The Center for Disease Control and Prevention (CDC) has recommended that all adult s receive the flu shot vaccination this coming fall. Our supply of flu vaccine is expected to arrive by September 1, 2015 and we will begin administering the vaccine shortly thereafter. This season there will be three types of intramuscular injectable flu vaccines available. All will contain a non-live attenuated version of the flu viruses. The Senior High Dose vaccine is recommended for all adults 65 years of age or older. The Trivalent or Quadrivalent vaccine is suggested for younger adults. The vaccine will contain 3 antigens including: an A/California/7/2009 H1N1 pdm09- like virus, an A/Switzerland/9715293/2013 H3N2 like virus and a B/Phuket/3073/2013 like virus. It is called a trivalent vaccine because it contains three virus types.
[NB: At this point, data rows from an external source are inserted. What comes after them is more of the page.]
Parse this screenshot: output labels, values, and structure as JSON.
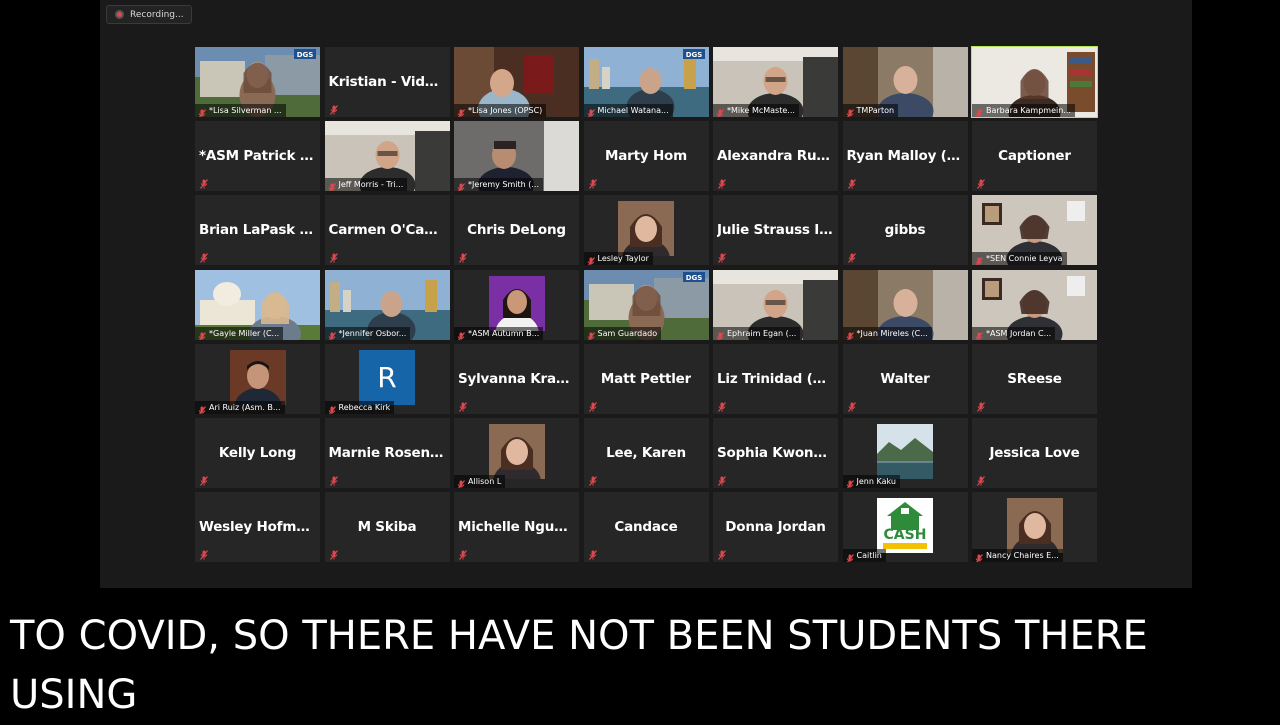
{
  "recording": {
    "label": "Recording..."
  },
  "caption": {
    "text": "TO COVID, SO THERE HAVE NOT BEEN STUDENTS THERE\nUSING"
  },
  "colors": {
    "active_speaker_border": "#b8e45a",
    "tile_bg": "#262626",
    "mute_icon": "#e0484f"
  },
  "participants": [
    {
      "name": "*Lisa Silverman ...",
      "type": "video",
      "scene": "outdoor-building",
      "badge": "DGS"
    },
    {
      "name": "Kristian - Video...",
      "type": "name"
    },
    {
      "name": "*Lisa Jones (OPSC)",
      "type": "video",
      "scene": "office-red"
    },
    {
      "name": "Michael Watana...",
      "type": "video",
      "scene": "city-bridge",
      "badge": "DGS"
    },
    {
      "name": "*Mike McMaste...",
      "type": "video",
      "scene": "office-light"
    },
    {
      "name": "TMParton",
      "type": "video",
      "scene": "kitchen"
    },
    {
      "name": "Barbara Kampmein...",
      "type": "video",
      "scene": "bookshelf",
      "active": true
    },
    {
      "name": "*ASM Patrick O'...",
      "type": "name"
    },
    {
      "name": "Jeff Morris - Tri...",
      "type": "video",
      "scene": "office-light"
    },
    {
      "name": "*Jeremy Smith (...",
      "type": "video",
      "scene": "office-dark"
    },
    {
      "name": "Marty Hom",
      "type": "name"
    },
    {
      "name": "Alexandra Ruilo...",
      "type": "name"
    },
    {
      "name": "Ryan Malloy (O...",
      "type": "name"
    },
    {
      "name": "Captioner",
      "type": "name"
    },
    {
      "name": "Brian LaPask -...",
      "type": "name"
    },
    {
      "name": "Carmen O'Campo",
      "type": "name"
    },
    {
      "name": "Chris DeLong",
      "type": "name"
    },
    {
      "name": "Lesley Taylor",
      "type": "avatar",
      "scene": "portrait-woman"
    },
    {
      "name": "Julie Strauss I H...",
      "type": "name"
    },
    {
      "name": "gibbs",
      "type": "name"
    },
    {
      "name": "*SEN Connie Leyva",
      "type": "video",
      "scene": "office-wall"
    },
    {
      "name": "*Gayle Miller (C...",
      "type": "video",
      "scene": "capitol"
    },
    {
      "name": "*Jennifer Osbor...",
      "type": "video",
      "scene": "city-bridge"
    },
    {
      "name": "*ASM Autumn B...",
      "type": "avatar",
      "scene": "portrait-purple"
    },
    {
      "name": "Sam Guardado",
      "type": "video",
      "scene": "outdoor-building",
      "badge": "DGS"
    },
    {
      "name": "Ephraim Egan (...",
      "type": "video",
      "scene": "office-light"
    },
    {
      "name": "*Juan Mireles (C...",
      "type": "video",
      "scene": "kitchen"
    },
    {
      "name": "*ASM Jordan C...",
      "type": "video",
      "scene": "office-wall"
    },
    {
      "name": "Ari Ruiz (Asm. B...",
      "type": "avatar",
      "scene": "portrait-man"
    },
    {
      "name": "Rebecca Kirk",
      "type": "initial",
      "initial": "R"
    },
    {
      "name": "Sylvanna Krawc...",
      "type": "name"
    },
    {
      "name": "Matt Pettler",
      "type": "name"
    },
    {
      "name": "Liz Trinidad (OP...",
      "type": "name"
    },
    {
      "name": "Walter",
      "type": "name"
    },
    {
      "name": "SReese",
      "type": "name"
    },
    {
      "name": "Kelly Long",
      "type": "name"
    },
    {
      "name": "Marnie Rosenst...",
      "type": "name"
    },
    {
      "name": "Allison L",
      "type": "avatar",
      "scene": "portrait-woman"
    },
    {
      "name": "Lee, Karen",
      "type": "name"
    },
    {
      "name": "Sophia Kwong...",
      "type": "name"
    },
    {
      "name": "Jenn Kaku",
      "type": "avatar",
      "scene": "landscape"
    },
    {
      "name": "Jessica Love",
      "type": "name"
    },
    {
      "name": "Wesley Hofmann",
      "type": "name"
    },
    {
      "name": "M Skiba",
      "type": "name"
    },
    {
      "name": "Michelle Nguyen",
      "type": "name"
    },
    {
      "name": "Candace",
      "type": "name"
    },
    {
      "name": "Donna Jordan",
      "type": "name"
    },
    {
      "name": "Caitlin",
      "type": "avatar",
      "scene": "cash-logo",
      "logo_text": "CASH"
    },
    {
      "name": "Nancy Chaires E...",
      "type": "avatar",
      "scene": "portrait-woman"
    }
  ]
}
The Quadrivalent Vaccine will contain a fourth antigen B/Brisbane/60/2008 like virus.

Please call the office to set up an appointment for your vaccination. Once you have received the vaccine it takes about ten to fourteen days for your body to develop antibodies against the flu. Influenza begins to appear in the northern United States in late October. The season can run through February into March. In South Florida we see little flu prior to Thanksgiving with the disease peaking in late January early February. Immunity in younger healthier patients will last throughout the flu season. Older and sicker individuals see their immunity decrease over time lasting as short a period as 3-4 months in some. The shortened immunity in seniors is the reason we usually suggest they receive the vaccine between Halloween and Thanksgiving. If you have any questions please call the office.
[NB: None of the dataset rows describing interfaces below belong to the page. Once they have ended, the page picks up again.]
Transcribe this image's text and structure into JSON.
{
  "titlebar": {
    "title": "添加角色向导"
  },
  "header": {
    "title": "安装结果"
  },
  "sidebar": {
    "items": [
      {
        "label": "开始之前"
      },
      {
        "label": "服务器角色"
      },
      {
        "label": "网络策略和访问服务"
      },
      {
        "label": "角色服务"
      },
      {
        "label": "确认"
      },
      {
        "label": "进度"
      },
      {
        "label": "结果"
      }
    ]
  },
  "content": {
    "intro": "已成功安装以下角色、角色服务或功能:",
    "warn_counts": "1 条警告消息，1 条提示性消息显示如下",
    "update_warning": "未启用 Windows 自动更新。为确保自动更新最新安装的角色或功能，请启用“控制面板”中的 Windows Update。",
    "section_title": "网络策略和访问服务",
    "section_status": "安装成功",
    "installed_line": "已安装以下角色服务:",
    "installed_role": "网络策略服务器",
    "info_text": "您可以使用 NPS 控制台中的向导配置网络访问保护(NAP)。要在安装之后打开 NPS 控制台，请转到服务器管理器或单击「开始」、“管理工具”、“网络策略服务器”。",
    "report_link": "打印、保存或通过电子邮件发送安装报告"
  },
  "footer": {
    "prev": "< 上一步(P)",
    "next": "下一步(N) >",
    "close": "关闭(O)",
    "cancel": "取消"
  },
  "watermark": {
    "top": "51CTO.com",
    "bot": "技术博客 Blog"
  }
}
Flu Vaccine will be available at most commercial pharmacies as well as our office and at many workplaces. Please let us know if and when you obtain the vaccine elsewhere and tell us which of the vaccines you received.

I am often asked about adverse reactions and side effects of the vaccine. It is a dead virus. It cannot give you influenza. A successful vaccine will produce some redness, warmth and swelling at the injection site. That means that your immune system is working and reacting appropriately to the injected material. If this occurs put some ice on it and take two acetaminophen. Feel free to call us or set up an appointment to be seen that day so we can evaluate the injection site.